1942 bathing beauties for Mr. J. Matthews from his son Jack, on one of those “check off your responses” type of card. Sometimes they were straight-forward, sometimes wacky, depending both on the card choices and the sender. In this case, Jack indicated:
“Calif., Nov. 3. Dear Dad, This place is beautiful. The weather is warm and dry. The people are friendly. I’m feeling fine and happy. I spend my time sightseeing. I need sleep. Give my love to all the folks. Yours sincerely.” On the back he wrote:
“Dear Dad, How are you I am fine.
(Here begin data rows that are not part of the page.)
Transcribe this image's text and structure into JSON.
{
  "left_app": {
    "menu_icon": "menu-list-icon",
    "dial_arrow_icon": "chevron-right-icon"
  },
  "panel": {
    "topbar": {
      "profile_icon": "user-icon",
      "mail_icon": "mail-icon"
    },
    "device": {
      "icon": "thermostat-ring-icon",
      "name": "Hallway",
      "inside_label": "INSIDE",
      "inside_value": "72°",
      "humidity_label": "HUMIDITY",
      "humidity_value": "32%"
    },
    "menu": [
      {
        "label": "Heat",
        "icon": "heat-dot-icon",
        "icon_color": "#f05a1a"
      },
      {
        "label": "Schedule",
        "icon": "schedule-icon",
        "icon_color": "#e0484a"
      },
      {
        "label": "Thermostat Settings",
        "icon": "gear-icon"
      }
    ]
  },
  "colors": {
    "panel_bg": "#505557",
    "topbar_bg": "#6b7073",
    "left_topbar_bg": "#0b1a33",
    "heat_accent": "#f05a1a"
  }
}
It is nice country here but I prefer the East. Write to me you have my address. Jack.” Addressed to:
“Mr. J. Matthews, 291 Orange St., Albany, N.Y.”
Underneath the postmark is Jack’s address:
“J.V. Matthews. S. 36 [?] US Navy, Batt 27 HDQ Co A-B, Port Hueneme, Calif.”
“We Build, We Fight.”
From a little research online, and of the course, the year of the postcard indicating WWII, it looks like Jack was a part of the “Seabees.” This term is from the initials “C.B.” which stands for Construction Battalion, and their motto is, “We Build, We Fight.” Both the 27th and 37th Battalion at Port Hueneme (pronouced “Why-nee-mee”) were part of the Seabees, (so even if it’s 37 rather than 27 in his address on the card, the branch of service still fits.) Below is the Seabee’s emblem (courtesy Wikipedia.)
Which Matthews family did Jack belong to?
The 1943 Albany, NY city directory shows the 291 Orange St. address as the residence of John V. Matthews, machinist, and his wife, Adeline R. Matthews. A couple of entries above lists John Matthews, USA, residence 291 Orange. “USA” in this directory is the abbreviation for United States Army (an error since Jack was in the Navy in ’42?) A quick further search in city directories shows Jack and Adeline at this address at least as early as 1938.
City directory findings led to various census records. The 1900 for Philadelphia shows two-month-old John V. Matthews, with parents, James and Isabella, both born in Ireland, and William Matthews, brother to James, also born in Ireland. And finally a 1961 death record for Jack (always hate to mention these, sentimentally having become fond of the person who, in this case, sent this nice postcard to his dad) but that shows Jack was born in Philadelphia in 1900, lists wife Adeline, and parents’ names, James Matthews and Isabelle (Devlin) Matthews, thus confirming his parentage.
Divided back, used postcard. Postmarked November 3, 1942. “U.S. Navy.” Publisher: Tichnor Bros., Inc., Boston, Mass. “Tichnor Quality Views” Reg. U.S. Pat. Off. “Busy Person’s Correspondence Cards – 10 Designs.” Series or number 65157.
Sources: Seabees in World War II. n.d. https://en.wikipedia.org/wiki/Seabees_in_World_War_II (accessed July 18, 2015).
R. L. Polk & Co.’s Albany City Directory, Vol. CXXX. p. 266. Ancestry.com. U.S. City Directories, 1821-1989.
Year: 1900; Census Place: Philadelphia Ward 38, Philadelphia, Pennsylvania; Roll: 1479; Page: 4A; Enumeration District: 0975; FHL microfilm: 1241479
Ancestry.com. Menands, New York, Albany Rural Cemetery Burial Cards, 1791-2011